Where in the material does the word "Course" appear? Copy each line that has it.
________________________
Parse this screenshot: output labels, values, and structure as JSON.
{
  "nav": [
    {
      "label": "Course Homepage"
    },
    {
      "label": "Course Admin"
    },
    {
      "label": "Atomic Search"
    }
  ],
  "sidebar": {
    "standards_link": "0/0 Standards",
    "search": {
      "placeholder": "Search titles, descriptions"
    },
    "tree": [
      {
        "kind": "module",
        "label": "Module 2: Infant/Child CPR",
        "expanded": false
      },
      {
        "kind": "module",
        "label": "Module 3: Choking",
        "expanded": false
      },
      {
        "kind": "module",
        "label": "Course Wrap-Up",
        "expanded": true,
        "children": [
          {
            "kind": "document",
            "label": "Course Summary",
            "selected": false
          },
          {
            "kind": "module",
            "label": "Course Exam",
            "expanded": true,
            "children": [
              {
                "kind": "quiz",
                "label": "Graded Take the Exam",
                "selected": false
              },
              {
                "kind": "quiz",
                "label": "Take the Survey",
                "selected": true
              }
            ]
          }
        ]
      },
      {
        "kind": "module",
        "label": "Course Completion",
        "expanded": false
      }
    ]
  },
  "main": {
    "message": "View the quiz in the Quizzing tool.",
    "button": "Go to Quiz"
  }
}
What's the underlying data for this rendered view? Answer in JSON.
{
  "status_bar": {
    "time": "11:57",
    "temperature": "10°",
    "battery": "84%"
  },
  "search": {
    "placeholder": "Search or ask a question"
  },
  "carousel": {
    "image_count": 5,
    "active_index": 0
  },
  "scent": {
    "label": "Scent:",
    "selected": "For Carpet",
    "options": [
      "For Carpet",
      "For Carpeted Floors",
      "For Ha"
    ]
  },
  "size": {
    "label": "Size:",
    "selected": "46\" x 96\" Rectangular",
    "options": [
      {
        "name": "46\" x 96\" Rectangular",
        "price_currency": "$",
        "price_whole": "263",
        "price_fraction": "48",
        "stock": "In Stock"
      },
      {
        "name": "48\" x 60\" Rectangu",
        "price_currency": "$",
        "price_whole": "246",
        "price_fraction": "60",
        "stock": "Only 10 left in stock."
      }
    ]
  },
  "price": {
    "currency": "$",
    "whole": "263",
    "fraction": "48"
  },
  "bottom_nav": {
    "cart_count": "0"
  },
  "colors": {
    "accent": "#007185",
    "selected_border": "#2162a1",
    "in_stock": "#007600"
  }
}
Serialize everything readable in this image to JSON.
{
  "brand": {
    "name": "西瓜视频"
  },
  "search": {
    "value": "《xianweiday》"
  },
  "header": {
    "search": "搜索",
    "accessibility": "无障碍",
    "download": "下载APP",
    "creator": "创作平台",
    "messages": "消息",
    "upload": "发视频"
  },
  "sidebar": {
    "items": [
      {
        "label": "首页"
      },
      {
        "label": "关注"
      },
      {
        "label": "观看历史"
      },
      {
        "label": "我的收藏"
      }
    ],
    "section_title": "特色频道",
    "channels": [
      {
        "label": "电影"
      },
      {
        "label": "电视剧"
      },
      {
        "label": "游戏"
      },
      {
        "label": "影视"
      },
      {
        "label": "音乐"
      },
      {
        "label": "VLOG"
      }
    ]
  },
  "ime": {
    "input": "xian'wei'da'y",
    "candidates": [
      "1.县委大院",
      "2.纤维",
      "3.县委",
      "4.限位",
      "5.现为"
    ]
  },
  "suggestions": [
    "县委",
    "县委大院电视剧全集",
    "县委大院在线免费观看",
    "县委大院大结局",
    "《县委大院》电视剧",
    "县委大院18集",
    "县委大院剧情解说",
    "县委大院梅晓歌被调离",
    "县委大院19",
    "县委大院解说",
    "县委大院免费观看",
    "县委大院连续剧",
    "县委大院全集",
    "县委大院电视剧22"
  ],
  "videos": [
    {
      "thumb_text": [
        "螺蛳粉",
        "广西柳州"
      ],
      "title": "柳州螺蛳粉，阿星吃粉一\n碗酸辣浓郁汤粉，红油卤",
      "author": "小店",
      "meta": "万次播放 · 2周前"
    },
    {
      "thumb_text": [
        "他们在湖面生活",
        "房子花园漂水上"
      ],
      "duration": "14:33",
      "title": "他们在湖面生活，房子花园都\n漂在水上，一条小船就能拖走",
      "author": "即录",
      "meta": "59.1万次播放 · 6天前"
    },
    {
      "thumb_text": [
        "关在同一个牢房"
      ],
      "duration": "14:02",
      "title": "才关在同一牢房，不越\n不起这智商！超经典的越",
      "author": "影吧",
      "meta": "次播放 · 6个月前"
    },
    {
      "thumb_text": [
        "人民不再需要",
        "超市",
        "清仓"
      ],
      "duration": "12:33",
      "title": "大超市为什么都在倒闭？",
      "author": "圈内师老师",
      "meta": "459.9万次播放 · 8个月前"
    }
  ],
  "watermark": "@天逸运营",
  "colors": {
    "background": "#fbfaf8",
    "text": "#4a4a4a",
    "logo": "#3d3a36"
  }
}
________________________
Reply =
      "label": "Course Homepage"
      "label": "Course Admin"
        "label": "Course Wrap-Up",
            "label": "Course Summary",
            "label": "Course Exam",
        "label": "Course Completion",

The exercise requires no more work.